The below graph correlates the S&P 500 US Index with the HSCEI index during major global events occurring between 2012 to 2020. The bars show similarities in price highs and lows. Notably, 6% of accounted revenue for the S&P 500 came from China in 2019, nearly twice as much as any other country that trades with the US. This is concerning not just for China and the US, but also for global companies because large revenue streams from international companies are generated from Chinese exports.
In the current market situation, many investors are expressing caution. Potentially from the memories of the 2003 SARS outbreak. The SARS epidemic arose in November 2002 ended in July the following year. On that occasion the HSI lost 10% as the numbers of confirmed cases rapidly accelerated. We may see this happen again, although, the Corona Virus is not considered to be as impactful as SARS.
On the positive side of the market, Chinese pharmaceutical stocks have risen dramatically due to increased demand. For example, the Chinese drug maker Ascletis jumped 33% during the outbreak.
What is the impact on different sectors?
The Chinese government have imposed quarantines on 15 cities and 56 million people are currently unable to travel. With the blockades imposed, there is a detrimental impact on logistics for many tech companies because supply chains have been be disrupted. Wuhan, the city where the virus originated, is known for its big industrial centre and manufacturing of steel, smartphones and automobiles.
Companies like Etihad are fully reimbursing the ticket cost for passengers traveling to China and there are follow on impacts form reduced tourism. For example, an average Chinese tourist travelling to Hawaii would spend around 349 US Dollars per person which could make the US hotel industry vulnerable. Furthermore, European luxury companies get about 35% of their sales from travelling Chinese customers.
Major production companies like Toyota announced that they will close the plants located in China. Similarly, other international companies like Starbucks have closed 4,292 stores in China which is equivalent to more than 50% of their outlets. Ikea, that employs 14,000 people, closed 15 out of 30 stores.
On a positive note, we can see the Chinese government acting rapidly compared to the SARS epidemic. The government was quick to quarantine various cities and helped to prevent the spread of the disease. In an age of social media, panic can spread a lot quicker so responding quickly is more important than ever.
Should I be concerned for my investments?
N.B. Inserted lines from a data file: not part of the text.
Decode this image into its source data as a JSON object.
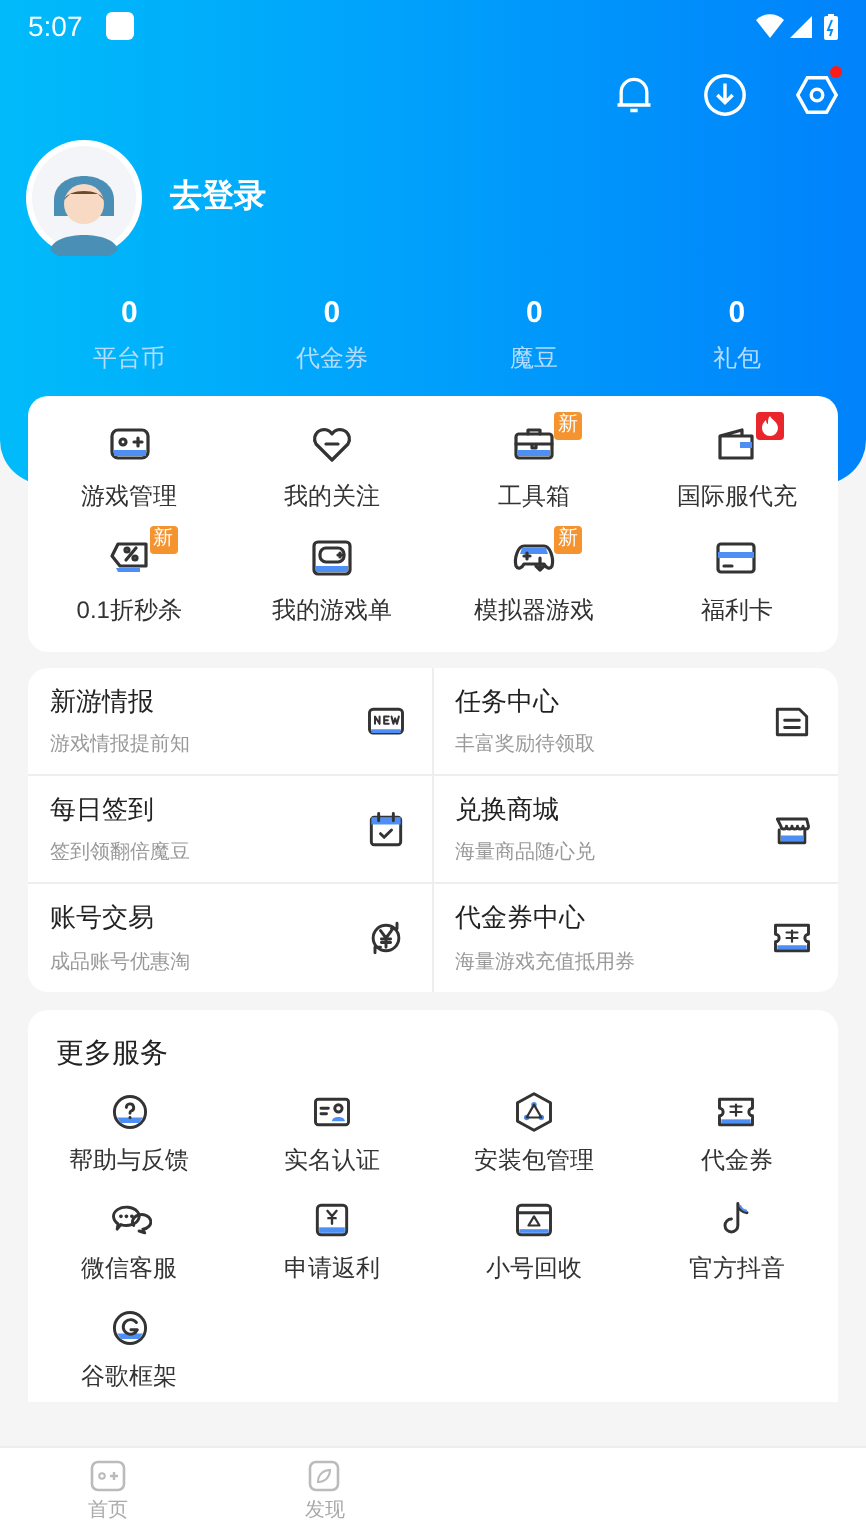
{
  "status_bar": {
    "time": "5:07"
  },
  "header": {
    "settings_dot": true,
    "login_label": "去登录"
  },
  "stats": [
    {
      "value": "0",
      "label": "平台币"
    },
    {
      "value": "0",
      "label": "代金券"
    },
    {
      "value": "0",
      "label": "魔豆"
    },
    {
      "value": "0",
      "label": "礼包"
    }
  ],
  "quick_menu": [
    {
      "label": "游戏管理"
    },
    {
      "label": "我的关注"
    },
    {
      "label": "工具箱",
      "badge": {
        "kind": "text",
        "text": "新"
      }
    },
    {
      "label": "国际服代充",
      "badge": {
        "kind": "hot"
      }
    },
    {
      "label": "0.1折秒杀",
      "badge": {
        "kind": "text",
        "text": "新"
      }
    },
    {
      "label": "我的游戏单"
    },
    {
      "label": "模拟器游戏",
      "badge": {
        "kind": "text",
        "text": "新"
      }
    },
    {
      "label": "福利卡"
    }
  ],
  "features": [
    {
      "title": "新游情报",
      "subtitle": "游戏情报提前知"
    },
    {
      "title": "任务中心",
      "subtitle": "丰富奖励待领取"
    },
    {
      "title": "每日签到",
      "subtitle": "签到领翻倍魔豆"
    },
    {
      "title": "兑换商城",
      "subtitle": "海量商品随心兑"
    },
    {
      "title": "账号交易",
      "subtitle": "成品账号优惠淘"
    },
    {
      "title": "代金券中心",
      "subtitle": "海量游戏充值抵用券"
    }
  ],
  "more_services": {
    "title": "更多服务",
    "items": [
      {
        "label": "帮助与反馈"
      },
      {
        "label": "实名认证"
      },
      {
        "label": "安装包管理"
      },
      {
        "label": "代金券"
      },
      {
        "label": "微信客服"
      },
      {
        "label": "申请返利"
      },
      {
        "label": "小号回收"
      },
      {
        "label": "官方抖音"
      },
      {
        "label": "谷歌框架"
      }
    ]
  },
  "bottom_nav": [
    {
      "label": "首页"
    },
    {
      "label": "发现"
    }
  ]
}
As we saw after previous viral outbreaks, markets returned to normal levels in the months after the epidemic. For investors with a long term outlook, we would recommend to stay invested during this time. The below chart shows how the global market adjusted accordingly in the months following similar events .